By Paul T. Bradley
This week, Hydra Head Records founder Aaron Turner announced the label’s closing. The L.A. metal imprint — by way of Boston and New Mexico — is home to first-rate acts including Torche, Botch, Cave In, Harvey Milk and, occasionally, Converge. Co-founder Aaron Turner says that they’ll stop putting out new music after December and then continue clearing out their back catalog for debt-servicing purposes.
I’m originally from Boston, and there was a time when Hydra Head catered specifically to a small scene of Massachusetts hardcore kids, of which I was more or less one. Some of us, either bored by the monotony or the territoriality of the Boston punk scene — with its collection of tired punk tropes and alcoholic anomie — turned to the quiet post-industrial Merrimack Valley 30 minutes north of the city. The Valley was where they had the empty VFW halls and barns willing to host the first free all-ages shows by now-nationally-known bands like Converge, Cave In and Piebald.
Sure some of that early stuff holds little more than nostalgic value for me today — like Piebald’s whining about girls, backed by chunky hardcore. Converge and Cave In, on the other hand, aged with ferocity and still sound as timeless as Black Flag.
Aside from the silly giant pants and prep-core haircuts of the time, there were even sillier speeches about militant veganism, straight-edge, and staying true to the scene. But Hydra Head as a label never completely identified with all that, they merely put together sonically aggressive alternatives to puffy chested punk and hardcore. To balance the thinking-man’s metal of Botch and Turner’s own band Isis, they put out one-offs by absurd acts like Anal Cunt and rarities by experimental hip hop group Dälek.
Hydra Head, like other upstart DIY labels at the time, helped foster the scene I grew up around. Their attitude seemed to be, “If AmRep and Dischord Records can do it, so can we.” They put up shows where they could — even church basements on the fringe of Harvard Square — and wrestled with terrible sound and spectator injuries.
Thankfully, similar scenes were popping up everywhere in the early ’90s — buoyed by a healthy need for thoughtfully loud and thrashy music. Over nearly 20 years, Hydra Head plucked bands from those scenes and fully evolved into an international niche label, producing unique and beautiful vinyl in the process. Having left Boston and settled in L.A., Hydra Head holed up in Glendale, and owners Turner and Mark Thompson co-founded the venerable record shop Vacation Vinyl.
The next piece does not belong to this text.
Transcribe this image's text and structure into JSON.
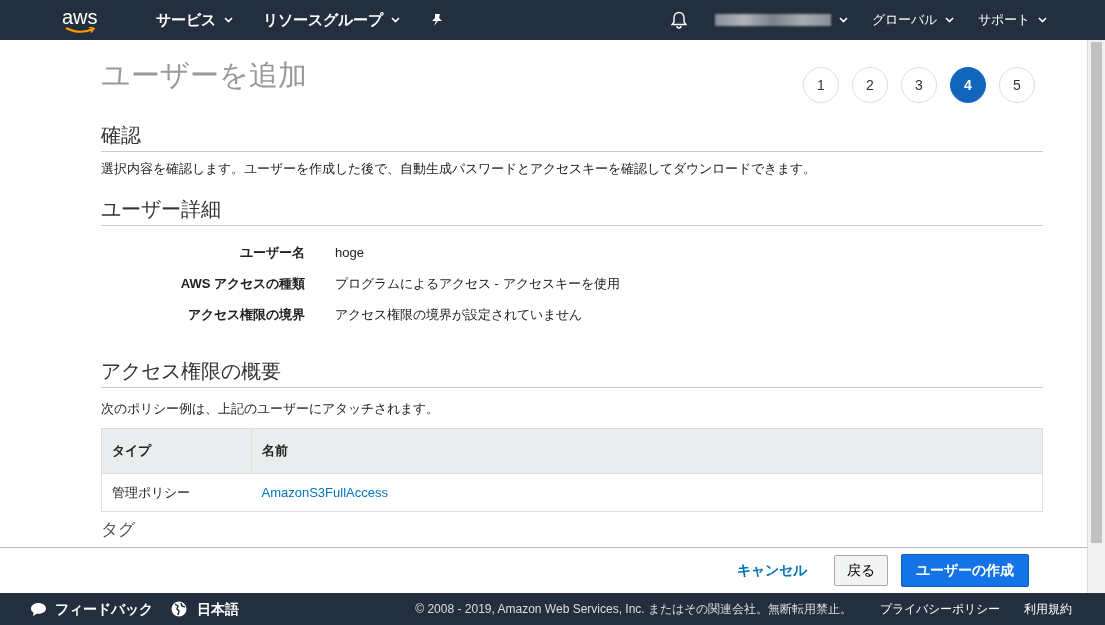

Even if Hydra Head was held together by safety pins and electrical tape, they had an impressive run for a label that catered specifically to those with an appreciation for aural dissonance. For a label that “Fit like a hairshirt,” it sure was a comfortable one.Each Hydra Head purchase is a unique physical work of art, regardless of sonic contents. And the colored-vinyl / art-work laden releases often came with scene-y swag like patches and stickers. Sadly, it may have been the attention to detail and bang-for-the-buck that also sewed the seeds of its demise — fewer and fewer metal nerds want to pony up for this kind of thing anymore. And unless you’re flush with cash, it’s hard to answer the question, “Why would I shell out for a $30 marbled-vinyl record that I could torrent for free?”
Even if it’s too late to keep them afloat, maybe we can help Turner and Thompson climb out of debt by buying up their back catalog, which will remain available.
Thanks for the tinnitus, guys.
This article from the Village Voice Archive was posted on September 17, 2012